-- Required action --
In full and word for word, restate the lines of the listing.

-- Task material --
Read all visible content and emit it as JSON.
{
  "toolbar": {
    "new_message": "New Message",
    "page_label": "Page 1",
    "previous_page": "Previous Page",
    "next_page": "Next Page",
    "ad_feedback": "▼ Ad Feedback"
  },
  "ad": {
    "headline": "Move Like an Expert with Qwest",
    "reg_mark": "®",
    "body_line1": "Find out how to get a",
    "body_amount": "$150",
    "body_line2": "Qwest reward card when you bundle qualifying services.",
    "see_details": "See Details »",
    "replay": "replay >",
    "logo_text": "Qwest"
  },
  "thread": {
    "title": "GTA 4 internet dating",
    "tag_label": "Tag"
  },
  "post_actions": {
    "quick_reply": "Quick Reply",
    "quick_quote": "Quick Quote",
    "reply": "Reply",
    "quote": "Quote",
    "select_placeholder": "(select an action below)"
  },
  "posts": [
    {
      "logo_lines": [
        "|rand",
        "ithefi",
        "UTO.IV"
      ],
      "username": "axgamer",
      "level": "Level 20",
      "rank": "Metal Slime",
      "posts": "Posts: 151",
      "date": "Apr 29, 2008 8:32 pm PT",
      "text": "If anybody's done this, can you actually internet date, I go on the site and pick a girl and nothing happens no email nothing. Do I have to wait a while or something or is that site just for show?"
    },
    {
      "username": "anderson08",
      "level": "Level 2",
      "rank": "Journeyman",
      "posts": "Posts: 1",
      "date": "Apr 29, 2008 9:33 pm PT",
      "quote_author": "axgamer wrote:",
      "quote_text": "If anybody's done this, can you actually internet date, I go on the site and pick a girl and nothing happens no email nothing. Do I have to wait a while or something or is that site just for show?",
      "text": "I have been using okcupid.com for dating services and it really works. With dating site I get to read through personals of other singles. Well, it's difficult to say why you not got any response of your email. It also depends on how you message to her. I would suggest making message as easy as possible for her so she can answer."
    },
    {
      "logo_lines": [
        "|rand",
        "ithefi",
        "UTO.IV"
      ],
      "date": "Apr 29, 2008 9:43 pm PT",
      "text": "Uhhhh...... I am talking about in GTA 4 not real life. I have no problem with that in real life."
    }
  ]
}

-- Written solution --
Read all visible content and emit it as JSON.
{
  "toolbar": {
    "new_message": "New Message",
    "page_label": "Page 1",
    "previous_page": "Previous Page",
    "next_page": "Next Page",
    "ad_feedback": "▼ Ad Feedback"
  },
  "ad": {
    "headline": "Move Like an Expert with Qwest",
    "reg_mark": "®",
    "body_line1": "Find out how to get a",
    "body_amount": "$150",
    "body_line2": "Qwest reward card when you bundle qualifying services.",
    "see_details": "See Details »",
    "replay": "replay >",
    "logo_text": "Qwest"
  },
  "thread": {
    "title": "GTA 4 internet dating",
    "tag_label": "Tag"
  },
  "post_actions": {
    "quick_reply": "Quick Reply",
    "quick_quote": "Quick Quote",
    "reply": "Reply",
    "quote": "Quote",
    "select_placeholder": "(select an action below)"
  },
  "posts": [
    {
      "logo_lines": [
        "|rand",
        "ithefi",
        "UTO.IV"
      ],
      "username": "axgamer",
      "level": "Level 20",
      "rank": "Metal Slime",
      "posts": "Posts: 151",
      "date": "Apr 29, 2008 8:32 pm PT",
      "text": "If anybody's done this, can you actually internet date, I go on the site and pick a girl and nothing happens no email nothing. Do I have to wait a while or something or is that site just for show?"
    },
    {
      "username": "anderson08",
      "level": "Level 2",
      "rank": "Journeyman",
      "posts": "Posts: 1",
      "date": "Apr 29, 2008 9:33 pm PT",
      "quote_author": "axgamer wrote:",
      "quote_text": "If anybody's done this, can you actually internet date, I go on the site and pick a girl and nothing happens no email nothing. Do I have to wait a while or something or is that site just for show?",
      "text": "I have been using okcupid.com for dating services and it really works. With dating site I get to read through personals of other singles. Well, it's difficult to say why you not got any response of your email. It also depends on how you message to her. I would suggest making message as easy as possible for her so she can answer."
    },
    {
      "logo_lines": [
        "|rand",
        "ithefi",
        "UTO.IV"
      ],
      "date": "Apr 29, 2008 9:43 pm PT",
      "text": "Uhhhh...... I am talking about in GTA 4 not real life. I have no problem with that in real life."
    }
  ]
}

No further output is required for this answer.